When I say these are world class, I don't say it lightly. Having seen many of the European Gardens featured in tourist brochures I can assure you that if colour and flowers are your thing, the Hunter Valley Gardens at Pokolbin will not disappoint.
This shot is from the border garden. For more pics and info, see my Pokolbin pages.
Surfest began back in 1985 as an initiative of Newcastle City Council, who were looking for a ‘major event’ to host within the city. Well... they got it all right!
In 1985 to mark the events 10th anniversary, organisers renamed the main event in honour of Newcastle’s Mark Richards - calling it the Mark Richards Newcastle City Pro. Whilst not the richest in cash terms, the event embodied the hospitality of Newcastle as a city and competitors came in their throngs…to get a piece of the WQS 4 Star ratings and prizemoney but also to pay tribute to 4 time world champ Mark Richards. Since then, Surfest has grown substantially. For the fourth year in a row, organisers have secured a festival naming rights sponsor in EnergyAustralia. As well, EnergyAustralia also have naming rights to the main event - the EnergyAustralia Open, a four (4) star WQS event attracting over 300 competitors - making it Australia's largest professional surfing event.
The Hunter Valley has some of the finest Australian Wines. You can do a day trip or you can stay a few days to take in all the sights.
A few helpful links for the Hunter Valley are:
Not much can be said on the pleasures of whale watching.
Shoal Bay provides elevated areas from which one can view the migration of the Southern Right Whales as well as the Hunchback Whale.
This is done at no expense from hills onshore.
Plaques, such as the one on the picture help identification and add a little information.
Some Facts on the Bush Stone Curlew.
Also called the bush thick knee or Willaroo.
Scientific name is Burhinus grallarius.
The bird is now one of Australia's Endangered Birds.
Its height is around 60cm. Bigger than a lapwing, smaller than an ibis.
It makes a distinctive wailing "weer-lo" call, mainly at night.
It eats large insects, spiders, snails, small reptiles, small mammals, frogs, small fruits and seeds by poking around amongst the leaf litter and under logs.
Generally reluctant to fly and spends most of its time on the ground.
Lives up to 30 years and generally remains in the same territory with its mate.
A breeding pair of birds will spend most of their time within a territory of about 25ha.
Lay two eggs at a time, in a simple scrape in the ground.
Chicks often killed by foxes, dogs and cats.
When birds aren't breeding they will forage over a larger area of several hundred hectares.
Lives in lowland, grassy woodland areas and riparian forests with few or no shrubs.
These days they are mostly found on private land and, in particular, Magnetic Island off Townsville where they have another, not-quite-so-scientific name. Due to their unique call they are labelled the rape bird. I'll leave the rest to your imagination, then again, perhaps that's not a good turn of phrase!

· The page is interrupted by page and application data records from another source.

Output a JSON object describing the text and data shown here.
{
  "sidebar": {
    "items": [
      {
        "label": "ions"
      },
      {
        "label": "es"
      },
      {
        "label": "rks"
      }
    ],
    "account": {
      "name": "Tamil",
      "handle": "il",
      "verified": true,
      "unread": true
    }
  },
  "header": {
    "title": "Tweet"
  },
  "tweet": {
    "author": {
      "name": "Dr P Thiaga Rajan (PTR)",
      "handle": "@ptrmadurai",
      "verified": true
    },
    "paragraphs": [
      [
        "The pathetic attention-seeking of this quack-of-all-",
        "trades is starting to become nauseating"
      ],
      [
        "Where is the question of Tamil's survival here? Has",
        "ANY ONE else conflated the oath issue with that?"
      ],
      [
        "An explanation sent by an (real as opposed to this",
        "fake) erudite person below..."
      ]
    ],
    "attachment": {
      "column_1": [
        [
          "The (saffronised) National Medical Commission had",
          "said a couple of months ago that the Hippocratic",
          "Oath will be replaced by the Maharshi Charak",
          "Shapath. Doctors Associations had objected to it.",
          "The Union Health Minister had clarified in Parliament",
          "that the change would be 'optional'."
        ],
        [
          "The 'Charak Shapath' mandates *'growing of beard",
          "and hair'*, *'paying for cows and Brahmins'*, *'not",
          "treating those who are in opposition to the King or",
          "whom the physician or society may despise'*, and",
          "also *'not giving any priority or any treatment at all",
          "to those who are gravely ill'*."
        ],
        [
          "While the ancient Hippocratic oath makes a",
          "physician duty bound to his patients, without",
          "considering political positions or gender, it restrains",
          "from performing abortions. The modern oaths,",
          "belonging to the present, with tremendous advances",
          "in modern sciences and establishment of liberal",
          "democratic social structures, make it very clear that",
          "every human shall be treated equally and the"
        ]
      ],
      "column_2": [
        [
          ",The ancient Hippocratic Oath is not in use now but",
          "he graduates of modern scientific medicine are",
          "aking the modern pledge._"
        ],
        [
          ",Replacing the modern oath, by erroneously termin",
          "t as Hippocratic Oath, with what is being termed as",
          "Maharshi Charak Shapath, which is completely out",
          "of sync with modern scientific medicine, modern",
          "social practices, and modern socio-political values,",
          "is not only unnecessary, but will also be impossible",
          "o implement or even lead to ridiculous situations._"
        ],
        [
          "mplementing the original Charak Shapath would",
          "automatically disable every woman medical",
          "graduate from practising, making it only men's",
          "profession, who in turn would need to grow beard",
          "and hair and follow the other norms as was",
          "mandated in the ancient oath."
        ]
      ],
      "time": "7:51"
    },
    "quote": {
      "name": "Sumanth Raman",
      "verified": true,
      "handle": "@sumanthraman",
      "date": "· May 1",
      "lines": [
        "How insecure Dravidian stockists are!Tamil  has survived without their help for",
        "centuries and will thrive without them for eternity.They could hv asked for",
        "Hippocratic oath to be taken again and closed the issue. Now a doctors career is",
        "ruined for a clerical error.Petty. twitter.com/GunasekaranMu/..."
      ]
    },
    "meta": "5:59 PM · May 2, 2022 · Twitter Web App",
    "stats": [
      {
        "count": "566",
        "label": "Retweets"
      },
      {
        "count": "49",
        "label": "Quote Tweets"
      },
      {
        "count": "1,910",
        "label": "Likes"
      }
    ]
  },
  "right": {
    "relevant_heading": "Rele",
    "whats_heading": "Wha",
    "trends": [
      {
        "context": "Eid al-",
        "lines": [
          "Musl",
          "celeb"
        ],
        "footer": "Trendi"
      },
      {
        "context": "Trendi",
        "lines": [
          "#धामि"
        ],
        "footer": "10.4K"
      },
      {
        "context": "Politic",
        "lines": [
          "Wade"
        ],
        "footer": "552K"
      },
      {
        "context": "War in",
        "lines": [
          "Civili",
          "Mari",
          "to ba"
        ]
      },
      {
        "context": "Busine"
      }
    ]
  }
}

There is another fact - you can see them up close and personal at Blackbutt. Thus it was when I took Sarah, a fellow VT-er from Canada, I was surprised as I had never seen one before. Both of us were having a wonderful time, Sarah seeing birds she never knew existed and me seeing feathered creatures I had only heard about. Then again, that's what you should expect at Blackbutt.
As compared to the city, birds tend to make Port Stephens their town and make you feel the endangered species.
As in the picture, this Kookaburra sits patiently on a fence, sunbathing and ignoring me as if I was an ant on a mission.